→ **YOUR OBJECTIVE**
Omit the images, then print each record below exactly as it reads.

Segment Start: EXTRACTED MATERIAL

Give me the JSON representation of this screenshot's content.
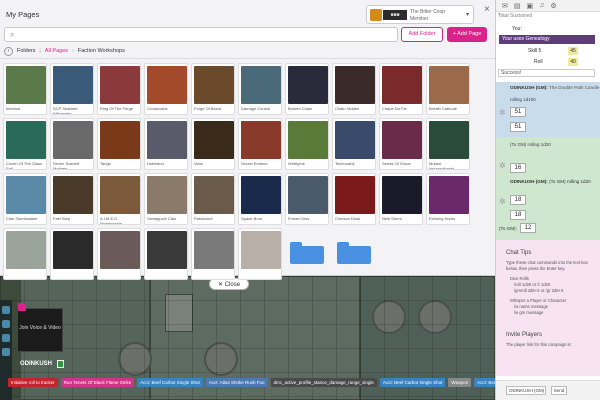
{
  "modal": {
    "title": "My Pages",
    "account": {
      "line1": "The Bitter Coop",
      "line2": "Member"
    },
    "close_glyph": "×",
    "search_placeholder": "",
    "add_folder": "Add Folder",
    "add_page": "Add Page",
    "breadcrumb": {
      "folders": "Folders",
      "all_pages": "All Pages",
      "current": "Faction Workshops"
    }
  },
  "cards": [
    {
      "label": "Interlust",
      "color": "#5a7a4a"
    },
    {
      "label": "SCP Seafarer Wikomatic",
      "color": "#3a5a7a"
    },
    {
      "label": "Ring Of The Forge",
      "color": "#8a3a3a"
    },
    {
      "label": "Crossroads",
      "color": "#a24a2a"
    },
    {
      "label": "Forge Of Blood",
      "color": "#6a4a2a"
    },
    {
      "label": "Damage Control",
      "color": "#4a6a7a"
    },
    {
      "label": "Broken Chain",
      "color": "#2a2a3a"
    },
    {
      "label": "Chain Hidden",
      "color": "#3a2a2a"
    },
    {
      "label": "Cirque Du Fie",
      "color": "#7a2a2a"
    },
    {
      "label": "Breath Cathode",
      "color": "#9a6a4a"
    },
    {
      "label": "Coven Of The Glass Sall",
      "color": "#2a6a5a"
    },
    {
      "label": "Seven Scarlett Mothers",
      "color": "#6a6a6a"
    },
    {
      "label": "Tango",
      "color": "#7a3a1a"
    },
    {
      "label": "Hubtwind",
      "color": "#5a5a6a"
    },
    {
      "label": "Vahe",
      "color": "#3a2a1a"
    },
    {
      "label": "Secret Embers",
      "color": "#8a3a2a"
    },
    {
      "label": "Webtyme",
      "color": "#5a7a3a"
    },
    {
      "label": "Technoarty",
      "color": "#3a4a6a"
    },
    {
      "label": "Seeds Of Grace",
      "color": "#6a2a4a"
    },
    {
      "label": "Mutant Insurrectionist",
      "color": "#2a4a3a"
    },
    {
      "label": "Clan Stormwalker",
      "color": "#5a8aa8"
    },
    {
      "label": "Fast Step",
      "color": "#4a3a2a"
    },
    {
      "label": "A.I.M.E.D Protectorate",
      "color": "#7a5a3a"
    },
    {
      "label": "Yamaguchi Clan",
      "color": "#8a7a6a"
    },
    {
      "label": "Patchwork",
      "color": "#6a5a4a"
    },
    {
      "label": "Space-Born",
      "color": "#1a2a4a"
    },
    {
      "label": "Frozen Kiss",
      "color": "#4a5a6a"
    },
    {
      "label": "Crimson Dusk",
      "color": "#7a1a1a"
    },
    {
      "label": "New Storm",
      "color": "#1a1a2a"
    },
    {
      "label": "Echoing Hords",
      "color": "#6a2a6a"
    },
    {
      "label": "",
      "color": "#9aa49a"
    },
    {
      "label": "",
      "color": "#2a2a2a"
    },
    {
      "label": "",
      "color": "#6a5a5a"
    },
    {
      "label": "",
      "color": "#3a3a3a"
    },
    {
      "label": "",
      "color": "#7a7a7a"
    },
    {
      "label": "",
      "color": "#b8b0a8"
    }
  ],
  "close_pill": "✕ Close",
  "player": {
    "video_label": "Join Voice & Video",
    "name": "ODINKUSH"
  },
  "tokens": [
    {
      "text": "Initiative roll to tracker",
      "color": "#c0242c"
    },
    {
      "text": "Run Tenets Of Black Flame Strike",
      "color": "#d0338a"
    },
    {
      "text": "Acct: Beef Carbot Single Shot",
      "color": "#3a82c0"
    },
    {
      "text": "Acct: Atlas Shrike Rush Foo",
      "color": "#4a7ab0"
    },
    {
      "text": "dmc_active_profile_stance_damage_range_single",
      "color": "#4a4a4a"
    },
    {
      "text": "Acct: Beef Carbot Single Shot",
      "color": "#3a82c0"
    },
    {
      "text": "Weapon",
      "color": "#888888"
    },
    {
      "text": "Acct: Beef Carbot Single Shot",
      "color": "#3a82c0"
    }
  ],
  "sidebar": {
    "top_label": "Total",
    "top_muted": "Sustained",
    "you": "You:",
    "message": "Your uses Genealogy",
    "skill_label": "Skill 5",
    "skill_value": "45",
    "roll_label": "Roll",
    "roll_value": "40",
    "success": "Success!",
    "author1": "ODINKUSH (GM):",
    "author1_link": "The Double Path Candle",
    "roll_note": "rolling 1d100",
    "roll_a": "51",
    "roll_b": "51",
    "author2_note": "(To GM) rolling 1d20",
    "roll_c": "16",
    "author2": "ODINKUSH (GM):",
    "author2_roll": "(To GM) rolling 1d20",
    "roll_d": "18",
    "roll_e": "18",
    "author3": "(To GM):",
    "roll_f": "12",
    "chat_tips_title": "Chat Tips",
    "chat_tips_body": "Type these chat commands into the text box below, then press the Enter key.",
    "tip1_title": "Dice Rolls",
    "tip1_a": "/roll 1d20 or /r 1d20",
    "tip1_b": "/gmroll 2d6+3 or /gr 2d6+3",
    "tip2_title": "Whisper a Player or Character",
    "tip2_a": "/w name message",
    "tip2_b": "/w gm message",
    "invite_title": "Invite Players",
    "invite_body": "The player link for this campaign is:",
    "select": "ODINKUSH (GM)",
    "send": "Send"
  }
}
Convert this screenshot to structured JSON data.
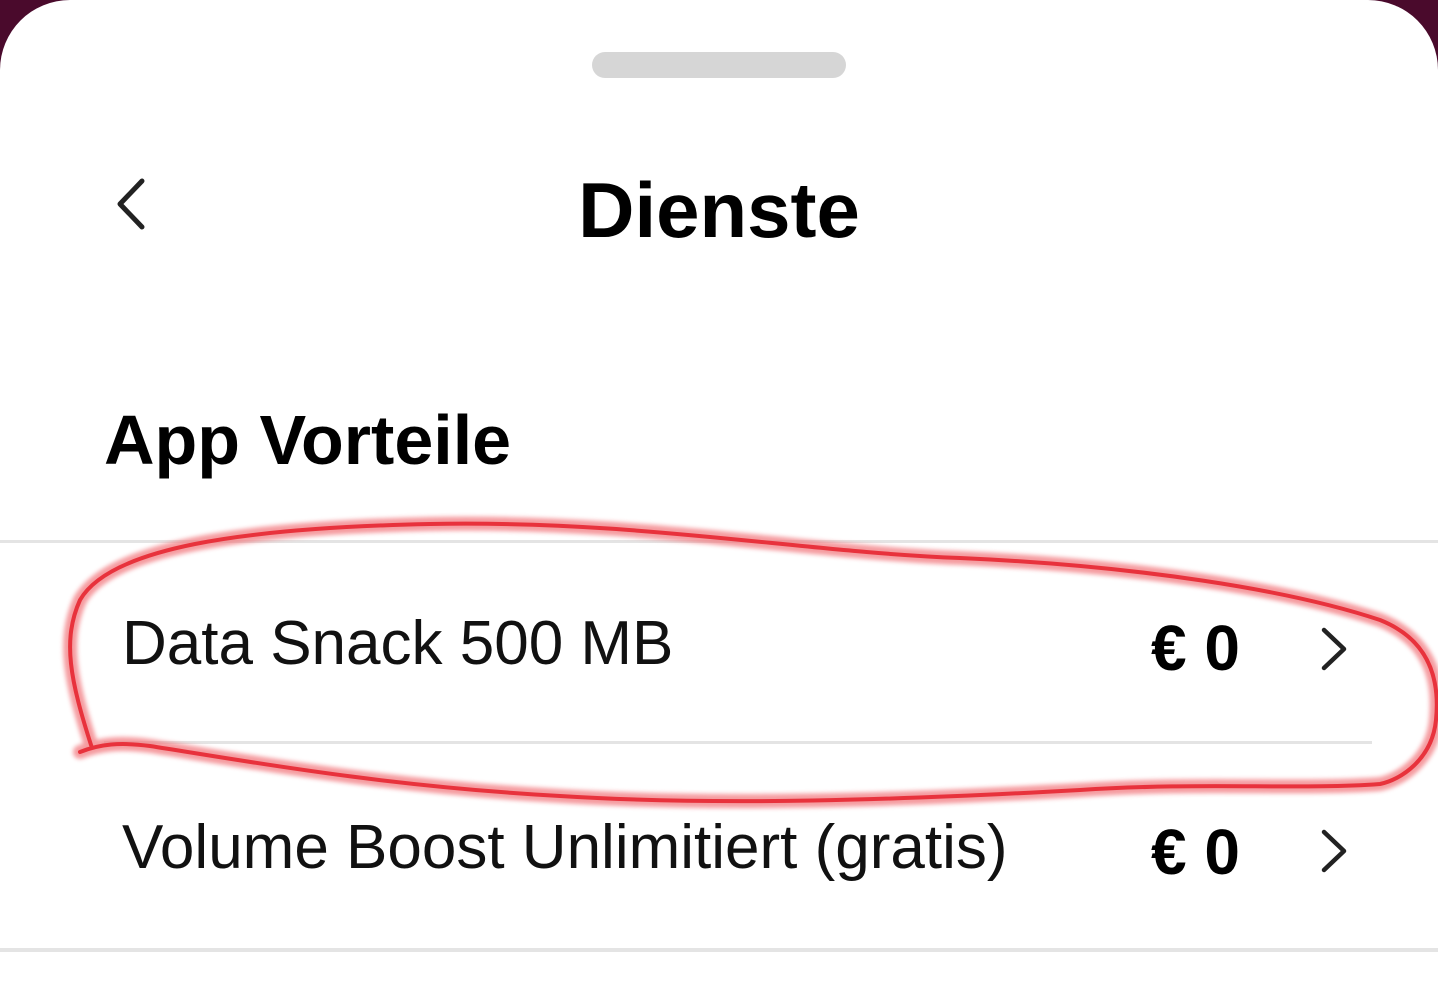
{
  "header": {
    "title": "Dienste",
    "back_icon": "chevron-left-icon"
  },
  "section": {
    "title": "App Vorteile"
  },
  "services": [
    {
      "label": "Data Snack 500 MB",
      "price": "€ 0",
      "icon": "chevron-right-icon",
      "highlighted": true
    },
    {
      "label": "Volume Boost Unlimitiert (gratis)",
      "price": "€ 0",
      "icon": "chevron-right-icon",
      "highlighted": false
    }
  ],
  "colors": {
    "backdrop": "#4a0a2c",
    "sheet": "#ffffff",
    "annotation": "#e8323c"
  }
}
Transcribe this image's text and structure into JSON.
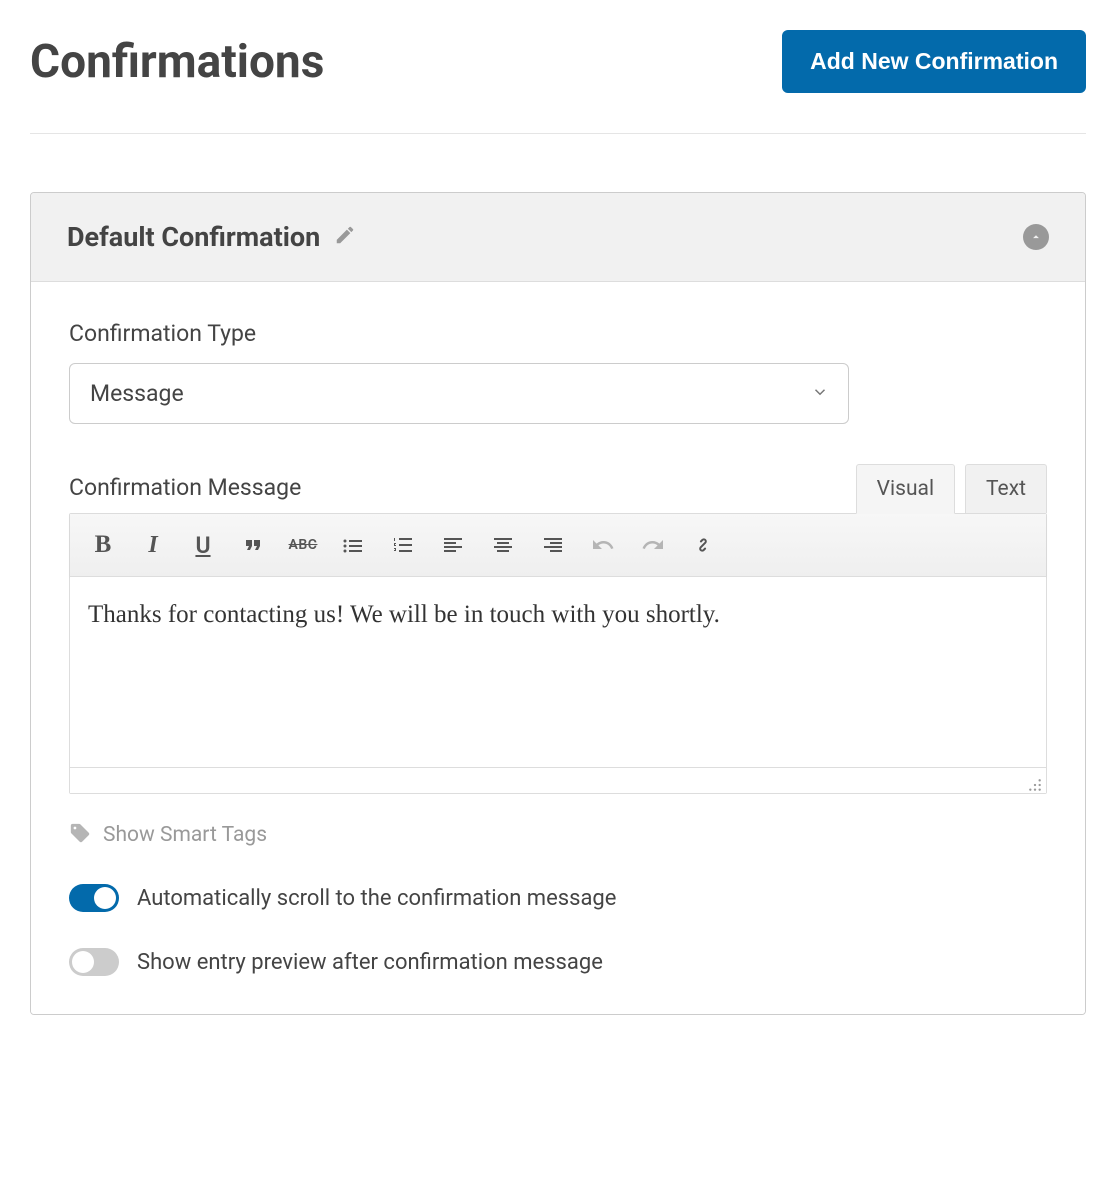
{
  "header": {
    "title": "Confirmations",
    "add_button_label": "Add New Confirmation"
  },
  "panel": {
    "title": "Default Confirmation",
    "fields": {
      "type_label": "Confirmation Type",
      "type_value": "Message",
      "message_label": "Confirmation Message",
      "message_value": "Thanks for contacting us! We will be in touch with you shortly."
    },
    "editor": {
      "tabs": {
        "visual": "Visual",
        "text": "Text"
      },
      "active_tab": "visual"
    },
    "smart_tags_label": "Show Smart Tags",
    "toggles": {
      "auto_scroll": {
        "label": "Automatically scroll to the confirmation message",
        "value": true
      },
      "entry_preview": {
        "label": "Show entry preview after confirmation message",
        "value": false
      }
    }
  },
  "icons": {
    "edit": "pencil-icon",
    "collapse": "chevron-up-icon",
    "caret": "chevron-down-icon",
    "tag": "tag-icon"
  },
  "colors": {
    "primary": "#036aab",
    "text": "#444444",
    "muted": "#999999",
    "border": "#cccccc"
  }
}
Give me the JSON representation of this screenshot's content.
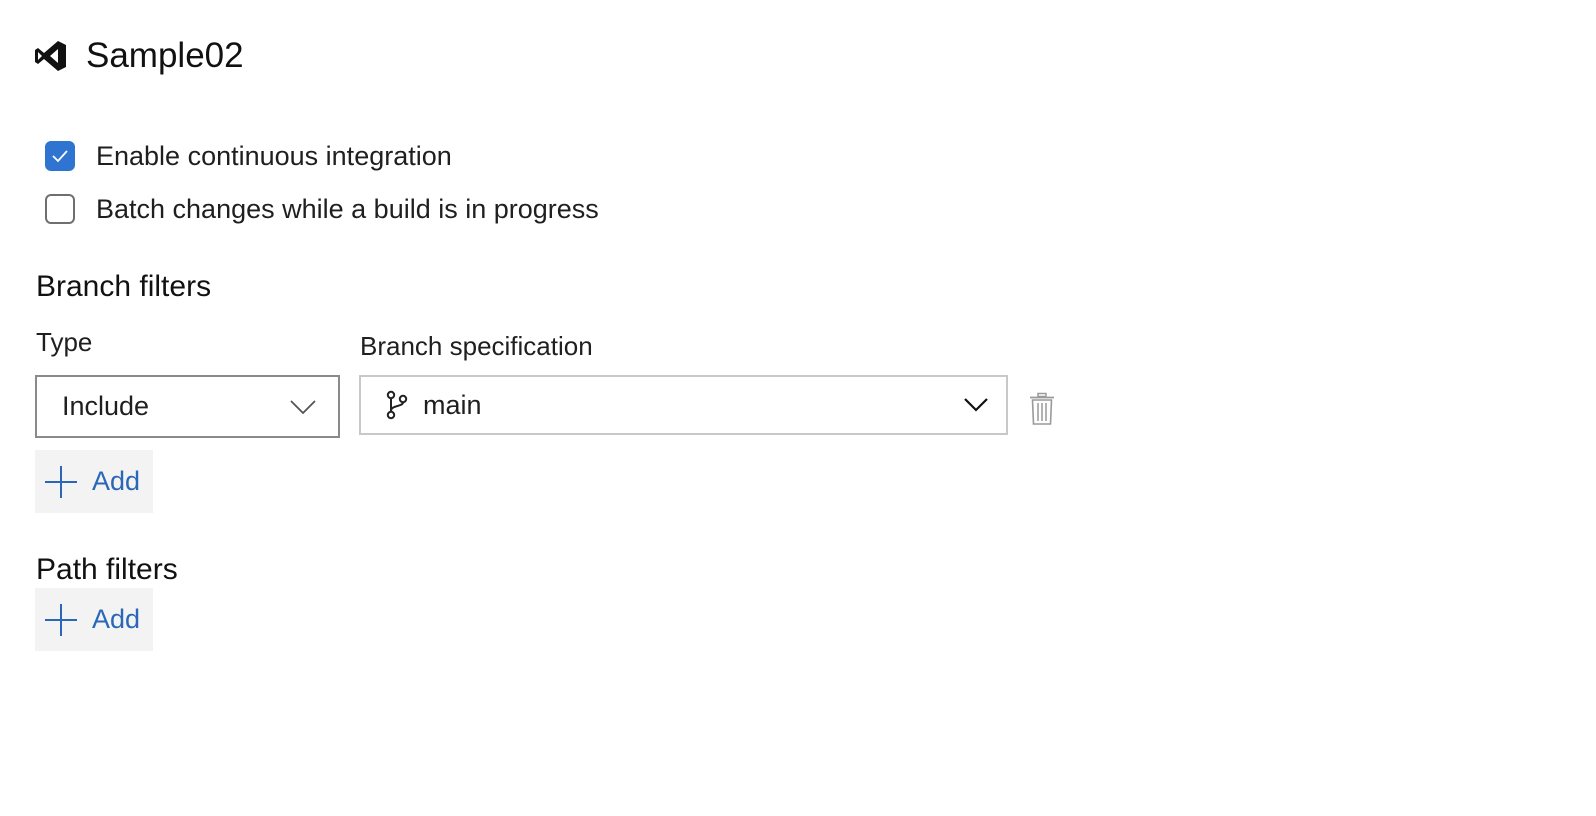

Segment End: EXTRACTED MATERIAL

→ **SOLUTION FOR THIS TASK**
Give me the JSON representation of this screenshot's content.
{
  "modal": {
    "title": "My Pages",
    "account": {
      "line1": "The Bitter Coop",
      "line2": "Member"
    },
    "close_glyph": "×",
    "search_placeholder": "",
    "add_folder": "Add Folder",
    "add_page": "Add Page",
    "breadcrumb": {
      "folders": "Folders",
      "all_pages": "All Pages",
      "current": "Faction Workshops"
    }
  },
  "cards": [
    {
      "label": "Interlust",
      "color": "#5a7a4a"
    },
    {
      "label": "SCP Seafarer Wikomatic",
      "color": "#3a5a7a"
    },
    {
      "label": "Ring Of The Forge",
      "color": "#8a3a3a"
    },
    {
      "label": "Crossroads",
      "color": "#a24a2a"
    },
    {
      "label": "Forge Of Blood",
      "color": "#6a4a2a"
    },
    {
      "label": "Damage Control",
      "color": "#4a6a7a"
    },
    {
      "label": "Broken Chain",
      "color": "#2a2a3a"
    },
    {
      "label": "Chain Hidden",
      "color": "#3a2a2a"
    },
    {
      "label": "Cirque Du Fie",
      "color": "#7a2a2a"
    },
    {
      "label": "Breath Cathode",
      "color": "#9a6a4a"
    },
    {
      "label": "Coven Of The Glass Sall",
      "color": "#2a6a5a"
    },
    {
      "label": "Seven Scarlett Mothers",
      "color": "#6a6a6a"
    },
    {
      "label": "Tango",
      "color": "#7a3a1a"
    },
    {
      "label": "Hubtwind",
      "color": "#5a5a6a"
    },
    {
      "label": "Vahe",
      "color": "#3a2a1a"
    },
    {
      "label": "Secret Embers",
      "color": "#8a3a2a"
    },
    {
      "label": "Webtyme",
      "color": "#5a7a3a"
    },
    {
      "label": "Technoarty",
      "color": "#3a4a6a"
    },
    {
      "label": "Seeds Of Grace",
      "color": "#6a2a4a"
    },
    {
      "label": "Mutant Insurrectionist",
      "color": "#2a4a3a"
    },
    {
      "label": "Clan Stormwalker",
      "color": "#5a8aa8"
    },
    {
      "label": "Fast Step",
      "color": "#4a3a2a"
    },
    {
      "label": "A.I.M.E.D Protectorate",
      "color": "#7a5a3a"
    },
    {
      "label": "Yamaguchi Clan",
      "color": "#8a7a6a"
    },
    {
      "label": "Patchwork",
      "color": "#6a5a4a"
    },
    {
      "label": "Space-Born",
      "color": "#1a2a4a"
    },
    {
      "label": "Frozen Kiss",
      "color": "#4a5a6a"
    },
    {
      "label": "Crimson Dusk",
      "color": "#7a1a1a"
    },
    {
      "label": "New Storm",
      "color": "#1a1a2a"
    },
    {
      "label": "Echoing Hords",
      "color": "#6a2a6a"
    },
    {
      "label": "",
      "color": "#9aa49a"
    },
    {
      "label": "",
      "color": "#2a2a2a"
    },
    {
      "label": "",
      "color": "#6a5a5a"
    },
    {
      "label": "",
      "color": "#3a3a3a"
    },
    {
      "label": "",
      "color": "#7a7a7a"
    },
    {
      "label": "",
      "color": "#b8b0a8"
    }
  ],
  "close_pill": "✕ Close",
  "player": {
    "video_label": "Join Voice & Video",
    "name": "ODINKUSH"
  },
  "tokens": [
    {
      "text": "Initiative roll to tracker",
      "color": "#c0242c"
    },
    {
      "text": "Run Tenets Of Black Flame Strike",
      "color": "#d0338a"
    },
    {
      "text": "Acct: Beef Carbot Single Shot",
      "color": "#3a82c0"
    },
    {
      "text": "Acct: Atlas Shrike Rush Foo",
      "color": "#4a7ab0"
    },
    {
      "text": "dmc_active_profile_stance_damage_range_single",
      "color": "#4a4a4a"
    },
    {
      "text": "Acct: Beef Carbot Single Shot",
      "color": "#3a82c0"
    },
    {
      "text": "Weapon",
      "color": "#888888"
    },
    {
      "text": "Acct: Beef Carbot Single Shot",
      "color": "#3a82c0"
    }
  ],
  "sidebar": {
    "top_label": "Total",
    "top_muted": "Sustained",
    "you": "You:",
    "message": "Your uses Genealogy",
    "skill_label": "Skill 5",
    "skill_value": "45",
    "roll_label": "Roll",
    "roll_value": "40",
    "success": "Success!",
    "author1": "ODINKUSH (GM):",
    "author1_link": "The Double Path Candle",
    "roll_note": "rolling 1d100",
    "roll_a": "51",
    "roll_b": "51",
    "author2_note": "(To GM) rolling 1d20",
    "roll_c": "16",
    "author2": "ODINKUSH (GM):",
    "author2_roll": "(To GM) rolling 1d20",
    "roll_d": "18",
    "roll_e": "18",
    "author3": "(To GM):",
    "roll_f": "12",
    "chat_tips_title": "Chat Tips",
    "chat_tips_body": "Type these chat commands into the text box below, then press the Enter key.",
    "tip1_title": "Dice Rolls",
    "tip1_a": "/roll 1d20 or /r 1d20",
    "tip1_b": "/gmroll 2d6+3 or /gr 2d6+3",
    "tip2_title": "Whisper a Player or Character",
    "tip2_a": "/w name message",
    "tip2_b": "/w gm message",
    "invite_title": "Invite Players",
    "invite_body": "The player link for this campaign is:",
    "select": "ODINKUSH (GM)",
    "send": "Send"
  }
}
Convert this screenshot to structured JSON data.
{
  "header": {
    "title": "Dienste",
    "back_icon": "chevron-left-icon"
  },
  "section": {
    "title": "App Vorteile"
  },
  "services": [
    {
      "label": "Data Snack 500 MB",
      "price": "€ 0",
      "icon": "chevron-right-icon",
      "highlighted": true
    },
    {
      "label": "Volume Boost Unlimitiert (gratis)",
      "price": "€ 0",
      "icon": "chevron-right-icon",
      "highlighted": false
    }
  ],
  "colors": {
    "backdrop": "#4a0a2c",
    "sheet": "#ffffff",
    "annotation": "#e8323c"
  }
}
Transcribe this image's text and structure into JSON.
{
  "header": {
    "title": "Confirmations",
    "add_button_label": "Add New Confirmation"
  },
  "panel": {
    "title": "Default Confirmation",
    "fields": {
      "type_label": "Confirmation Type",
      "type_value": "Message",
      "message_label": "Confirmation Message",
      "message_value": "Thanks for contacting us! We will be in touch with you shortly."
    },
    "editor": {
      "tabs": {
        "visual": "Visual",
        "text": "Text"
      },
      "active_tab": "visual"
    },
    "smart_tags_label": "Show Smart Tags",
    "toggles": {
      "auto_scroll": {
        "label": "Automatically scroll to the confirmation message",
        "value": true
      },
      "entry_preview": {
        "label": "Show entry preview after confirmation message",
        "value": false
      }
    }
  },
  "icons": {
    "edit": "pencil-icon",
    "collapse": "chevron-up-icon",
    "caret": "chevron-down-icon",
    "tag": "tag-icon"
  },
  "colors": {
    "primary": "#036aab",
    "text": "#444444",
    "muted": "#999999",
    "border": "#cccccc"
  }
}
Give me the JSON representation of this screenshot's content.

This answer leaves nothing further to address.